  6. Desire to breed. Female cats do tend to make more noise when they are ready to mate, while a male who is yet to be neutered is likely to meow excessively upon hearing or smelling a female cat in heat. Getting your cat spayed or neutered should help to prevent this sort of uncontrolled meowing.

Is crying a sign of pain in cats?

If you trapped your hand in a door, there’s a good chance everybody within a 50m radius would know about it. 

Even after the initial trauma, the subsequent pain would give cause for complaint in the days/weeks to come. 

Similarly, a cat who’s in pain is going to make plenty of noise, you can be sure of that. 

As we have already mentioned though, crying is not always linked solely to pain or discomfort. Excessive meowing could be down to hunger pangs, boredom, or rising stress levels.

That being said, cats do have varied vocalizations, and a cry brought on by severe or sudden pain will tend to be more of a short, sharp shriek or howl.

Should I seek veterinary support?

It doesn’t matter how well we know our cats, working out what is wrong with them can sometimes be a real challenge.

If you’ve tried everything you can to get to the bottom of this new, noisy nature, but there’s no sign of them quietening down, it’s time to enlist the help of a medical expert.

Likewise, if you believe the increased vocalization is linked to injury or illness, you shouldn’t waste any time in making a call to the vet.  

Crying out isn’t the only sign of feline discomfort, so be on the lookout for symptoms such as decreased appetite, hiding, aggression, and a change in posture.

How do I know if my cat is meowing too much?

All cats meow to some extent. 

However, as the amount varies by breed and even cat, knowing whether or not your feline is making more noise than usual is purely a personal matter.

Over time, you’ll just naturally begin to notice if something sounds amiss.
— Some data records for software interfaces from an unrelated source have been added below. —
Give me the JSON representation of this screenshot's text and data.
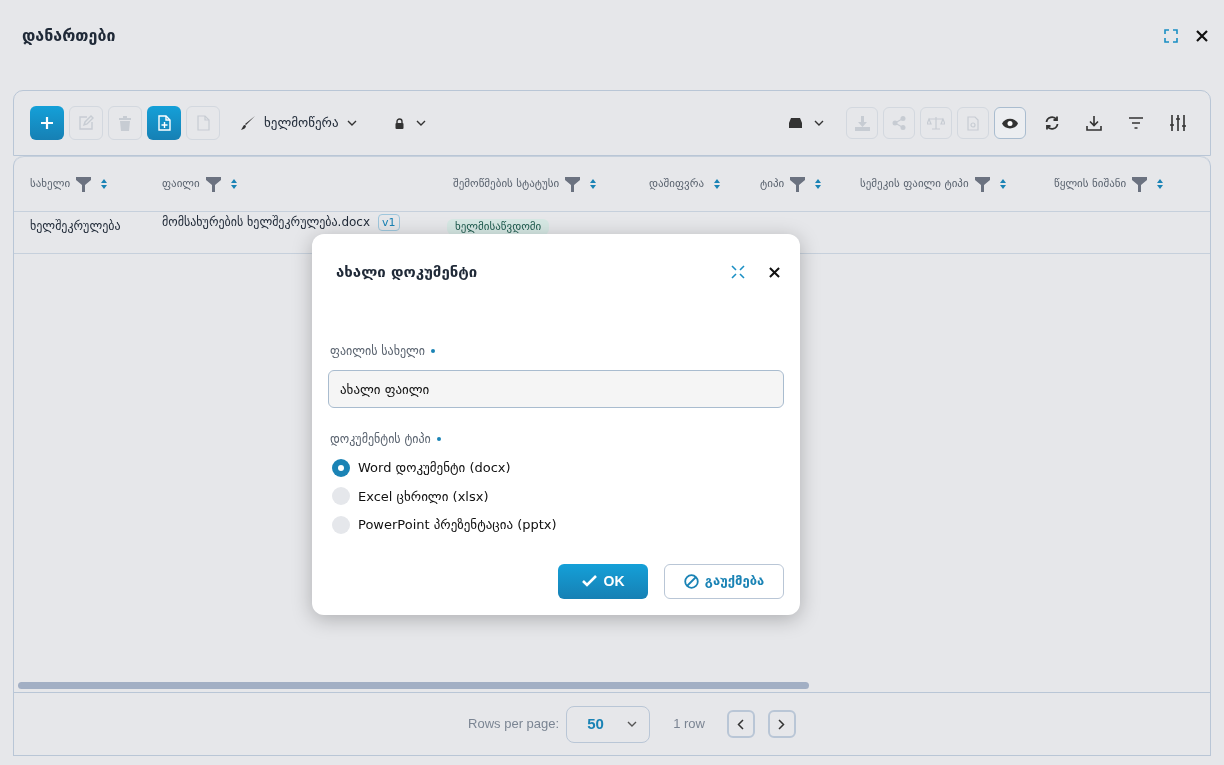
{
  "window": {
    "title": "დანართები"
  },
  "toolbar": {
    "left_buttons": [
      {
        "primary": true,
        "disabled": false
      },
      {
        "primary": false,
        "disabled": true
      },
      {
        "primary": false,
        "disabled": true
      },
      {
        "primary": true,
        "disabled": false
      },
      {
        "primary": false,
        "disabled": true
      }
    ],
    "signature_menu": {
      "label": "ხელმოწერა"
    },
    "right_buttons": [
      {
        "disabled": true,
        "active": false
      },
      {
        "disabled": true,
        "active": false
      },
      {
        "disabled": true,
        "active": false
      },
      {
        "disabled": true,
        "active": false
      },
      {
        "disabled": false,
        "active": true
      },
      {
        "disabled": false,
        "active": false
      },
      {
        "disabled": false,
        "active": false
      },
      {
        "disabled": false,
        "active": false
      },
      {
        "disabled": false,
        "active": false
      }
    ]
  },
  "table": {
    "columns": [
      {
        "label": "სახელი",
        "filterable": true
      },
      {
        "label": "ფაილი",
        "filterable": true
      },
      {
        "label": "შემოწმების სტატუსი",
        "filterable": true
      },
      {
        "label": "დაშიფვრა",
        "filterable": false
      },
      {
        "label": "ტიპი",
        "filterable": true
      },
      {
        "label": "სემეკის ფაილი ტიპი",
        "filterable": true
      },
      {
        "label": "წყლის ნიშანი",
        "filterable": true
      }
    ],
    "rows": [
      {
        "name": "ხელშეკრულება",
        "file": "მომსახურების ხელშეკრულება.docx",
        "version": "v1",
        "status": "ხელმისაწვდომი"
      }
    ]
  },
  "pagination": {
    "rows_per_page_label": "Rows per page:",
    "rows_per_page": "50",
    "count": "1 row"
  },
  "dialog": {
    "title": "ახალი დოკუმენტი",
    "file_name": {
      "label": "ფაილის სახელი",
      "required": true,
      "value": "ახალი ფაილი"
    },
    "document_type": {
      "label": "დოკუმენტის ტიპი",
      "required": true,
      "options": [
        {
          "label": "Word დოკუმენტი (docx)",
          "selected": true
        },
        {
          "label": "Excel ცხრილი (xlsx)",
          "selected": false
        },
        {
          "label": "PowerPoint პრეზენტაცია (pptx)",
          "selected": false
        }
      ]
    },
    "ok_button": "OK",
    "cancel_button": "გაუქმება"
  }
}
The pitch, the volume, the amount; your cat may not be able to use language to communicate, but each sound will soon have its own special meaning.

If you do think these sounds are becoming more excessive, remember to keep an eye out for other clues that may shed some light on the issue.
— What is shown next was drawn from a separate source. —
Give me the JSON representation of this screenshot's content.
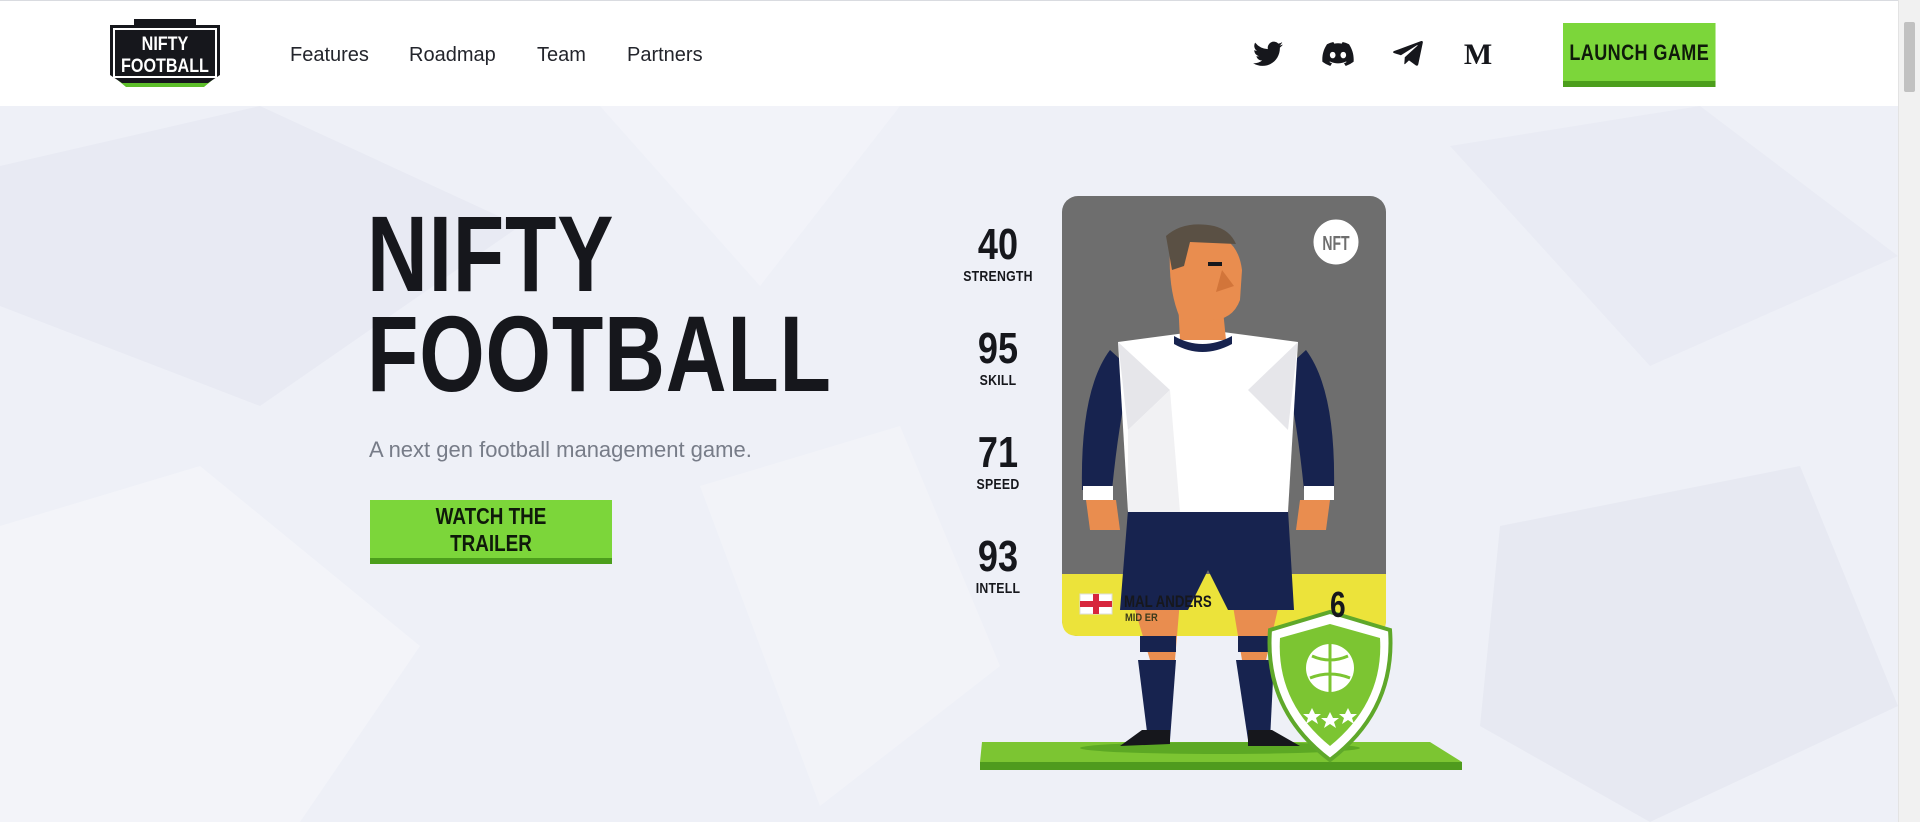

For further reading and advice, see the related articles below:

Share this article